Your goal:
The copy has to match the data exactly and leave out every picture.

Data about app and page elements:
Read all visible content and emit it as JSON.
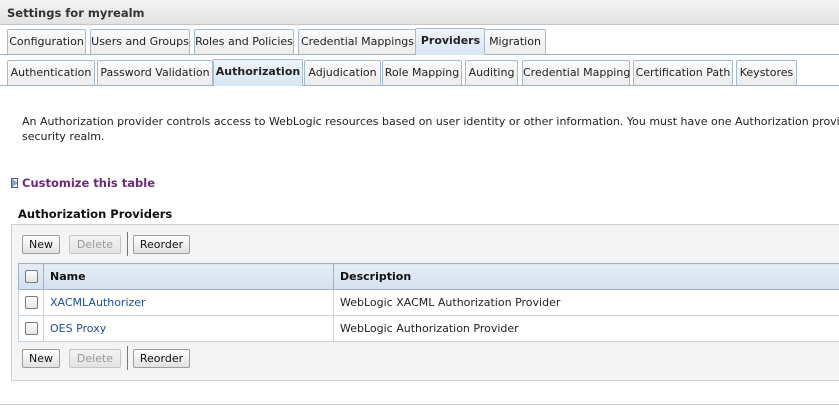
{
  "window": {
    "title": "Settings for myrealm"
  },
  "tabs_primary": [
    {
      "label": "Configuration",
      "active": false
    },
    {
      "label": "Users and Groups",
      "active": false
    },
    {
      "label": "Roles and Policies",
      "active": false
    },
    {
      "label": "Credential Mappings",
      "active": false
    },
    {
      "label": "Providers",
      "active": true
    },
    {
      "label": "Migration",
      "active": false
    }
  ],
  "tabs_secondary": [
    {
      "label": "Authentication",
      "active": false
    },
    {
      "label": "Password Validation",
      "active": false
    },
    {
      "label": "Authorization",
      "active": true
    },
    {
      "label": "Adjudication",
      "active": false
    },
    {
      "label": "Role Mapping",
      "active": false
    },
    {
      "label": "Auditing",
      "active": false
    },
    {
      "label": "Credential Mapping",
      "active": false
    },
    {
      "label": "Certification Path",
      "active": false
    },
    {
      "label": "Keystores",
      "active": false
    }
  ],
  "description": {
    "line1": "An Authorization provider controls access to WebLogic resources based on user identity or other information. You must have one Authorization provider in a security realm,",
    "line2": "security realm."
  },
  "customize": {
    "label": "Customize this table"
  },
  "table": {
    "title": "Authorization Providers",
    "buttons": {
      "new": "New",
      "delete": "Delete",
      "reorder": "Reorder"
    },
    "headers": {
      "name": "Name",
      "description": "Description"
    },
    "rows": [
      {
        "name": "XACMLAuthorizer",
        "description": "WebLogic XACML Authorization Provider"
      },
      {
        "name": "OES Proxy",
        "description": "WebLogic Authorization Provider"
      }
    ]
  },
  "colors": {
    "link": "#1a4d99",
    "customize": "#6b2a7a",
    "tab_border": "#a9b9cc"
  }
}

Worked solution:
Read all visible content and emit it as JSON.
{
  "window": {
    "title": "Settings for myrealm"
  },
  "tabs_primary": [
    {
      "label": "Configuration",
      "active": false
    },
    {
      "label": "Users and Groups",
      "active": false
    },
    {
      "label": "Roles and Policies",
      "active": false
    },
    {
      "label": "Credential Mappings",
      "active": false
    },
    {
      "label": "Providers",
      "active": true
    },
    {
      "label": "Migration",
      "active": false
    }
  ],
  "tabs_secondary": [
    {
      "label": "Authentication",
      "active": false
    },
    {
      "label": "Password Validation",
      "active": false
    },
    {
      "label": "Authorization",
      "active": true
    },
    {
      "label": "Adjudication",
      "active": false
    },
    {
      "label": "Role Mapping",
      "active": false
    },
    {
      "label": "Auditing",
      "active": false
    },
    {
      "label": "Credential Mapping",
      "active": false
    },
    {
      "label": "Certification Path",
      "active": false
    },
    {
      "label": "Keystores",
      "active": false
    }
  ],
  "description": {
    "line1": "An Authorization provider controls access to WebLogic resources based on user identity or other information. You must have one Authorization provider in a security realm,",
    "line2": "security realm."
  },
  "customize": {
    "label": "Customize this table"
  },
  "table": {
    "title": "Authorization Providers",
    "buttons": {
      "new": "New",
      "delete": "Delete",
      "reorder": "Reorder"
    },
    "headers": {
      "name": "Name",
      "description": "Description"
    },
    "rows": [
      {
        "name": "XACMLAuthorizer",
        "description": "WebLogic XACML Authorization Provider"
      },
      {
        "name": "OES Proxy",
        "description": "WebLogic Authorization Provider"
      }
    ]
  },
  "colors": {
    "link": "#1a4d99",
    "customize": "#6b2a7a",
    "tab_border": "#a9b9cc"
  }
}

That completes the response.